Image credit Metropolitan Museum of Art, Woman With a Cat, Fernand Leger, 1921, oil on canvas, 56" x 35", held by Metropolitan Museum of Art, New York.
Zuffi tells us that other artists of the period described Leger's style as a "tubist," that is, a reconstruction of forms based on the cylinder. It's hard to describe, but if you scroll through a chronological series of Leger's work--such as this one at WikiArt--the theme comes through loud and clear. It's an interesting approach, and while art appreciation is an individual thing, this type of work happens to appeal to my senses.
I guess one of the appeals of the painting above is the black kitty. We currently have a black cat we call Ca Beere, a name that derived from Mister Tristan's (then a 3 year old human being, not the blog) inability to pronounce the cat's previous appellation. So Ca Beere she became, and to me she is the sweetest kitty in the world.
Another interesting feature of the painting is the woman's head: the straight black skater's hair, the lack of a real face. But posed with a cat, and a book: what's not to like?
My now well-worn copy of The Cat in Art by Stefano Zuffi, the original prompting for my recurring Sunday feature that has now persisted here for several years, shows a Fernand Leger painting called Woman With a Cat...only it's not this one. Here it is:
Image credit Stefano Zuffi in The Cat in Art, pg 306-07, Woman With a Cat, Fernand Leger, 1955, oil on canvas, 25" x 36", held in a private collection.
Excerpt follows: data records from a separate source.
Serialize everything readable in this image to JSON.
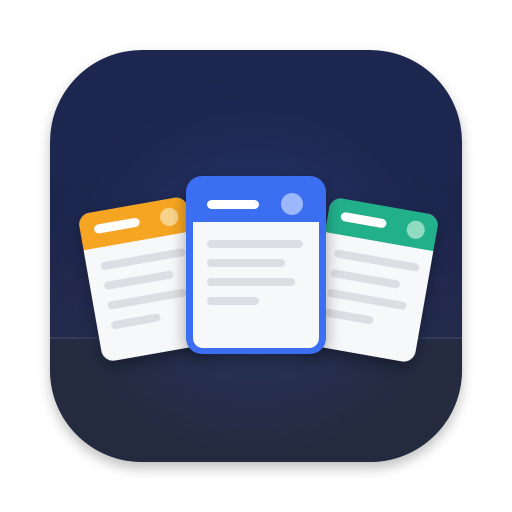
{
  "app_icon": {
    "name": "stacked-cards-app-icon",
    "background_color": "#1f2a4e",
    "shelf_color": "#252b3f",
    "glow_color": "#3a5fb8",
    "cards": [
      {
        "id": "left",
        "header_color": "#f5a524",
        "dot_color": "#f7d38a"
      },
      {
        "id": "center",
        "header_color": "#3b6ef0",
        "dot_color": "#9db7fb"
      },
      {
        "id": "right",
        "header_color": "#23b08a",
        "dot_color": "#8fdcc3"
      }
    ],
    "card_body_color": "#f7f8fa",
    "line_color": "#dcdee3"
  }
}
It's 30+ years later in Leger's career, a 1955 image with the same title, but as I have found previously with researching cats in art, finding an on-line image of a particular painting can be difficult or even impossible, particularly if the painting is obscure or held in a private collection. We think of the Internet as a vast, complete resource, but at times it yields nothing and we feel cheated somehow. "Why can't I find it?" I sometimes think...then I remember that somewhere, sometime, an actual human had to input EVERY piece of information that appears on the net.
So while the 1921 image at the top is very well known, the second image--from 1955--that Zuffi featured is not. Which is one of the cool things about Zuffi's book--he occasionally tosses in an image that nobody else seems to know about.
Since in my series Cats in Art I am an inputter of data, so to speak, I am rather forgiving when I can't find something that nobody, so far, has been motivated to upload.
So let me end with Zuffi's comment. Bolding is mine:
Perhaps Leger's fundamental stylistic trait [tubism] does not appear in full in this painting, but certainly the work displays a considerable simplification of volumes and surfaces, and the exclusive use of primary colors (with only the addition of green). The indispensable companion for a placid, bourgeois afternoon spent with a good book is, once again, our friend the cat.